PROBLEM REQUIREMENTS. Which lines of the material contain the word "icon"? Show each one.

◆ ◆ ◆ ◆

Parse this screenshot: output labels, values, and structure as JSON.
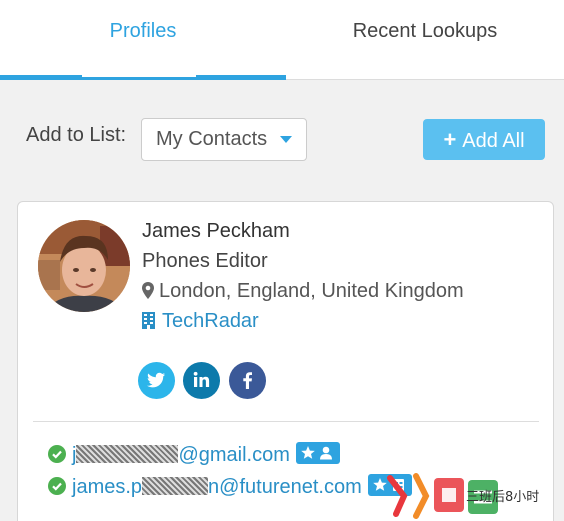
{
  "tabs": {
    "profiles": "Profiles",
    "recent": "Recent Lookups"
  },
  "toolbar": {
    "add_to_list_label": "Add to List:",
    "selected_list": "My Contacts",
    "add_all_label": "Add All"
  },
  "profile": {
    "name": "James Peckham",
    "title": "Phones Editor",
    "location": "London, England, United Kingdom",
    "company": "TechRadar",
    "social": [
      "twitter-icon",
      "linkedin-icon",
      "facebook-icon"
    ]
  },
  "emails": [
    {
      "prefix": "j",
      "suffix": "@gmail.com"
    },
    {
      "prefix": "james.p",
      "suffix": "n@futurenet.com"
    }
  ],
  "watermark": {
    "text": "三班后8小时"
  },
  "colors": {
    "accent": "#2ea3e0",
    "button": "#5bc0f0",
    "verified": "#4cb050",
    "link": "#2a8fc6"
  }
}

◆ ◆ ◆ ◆

TASK OUTPUT.
      "twitter-icon",
      "linkedin-icon",
      "facebook-icon"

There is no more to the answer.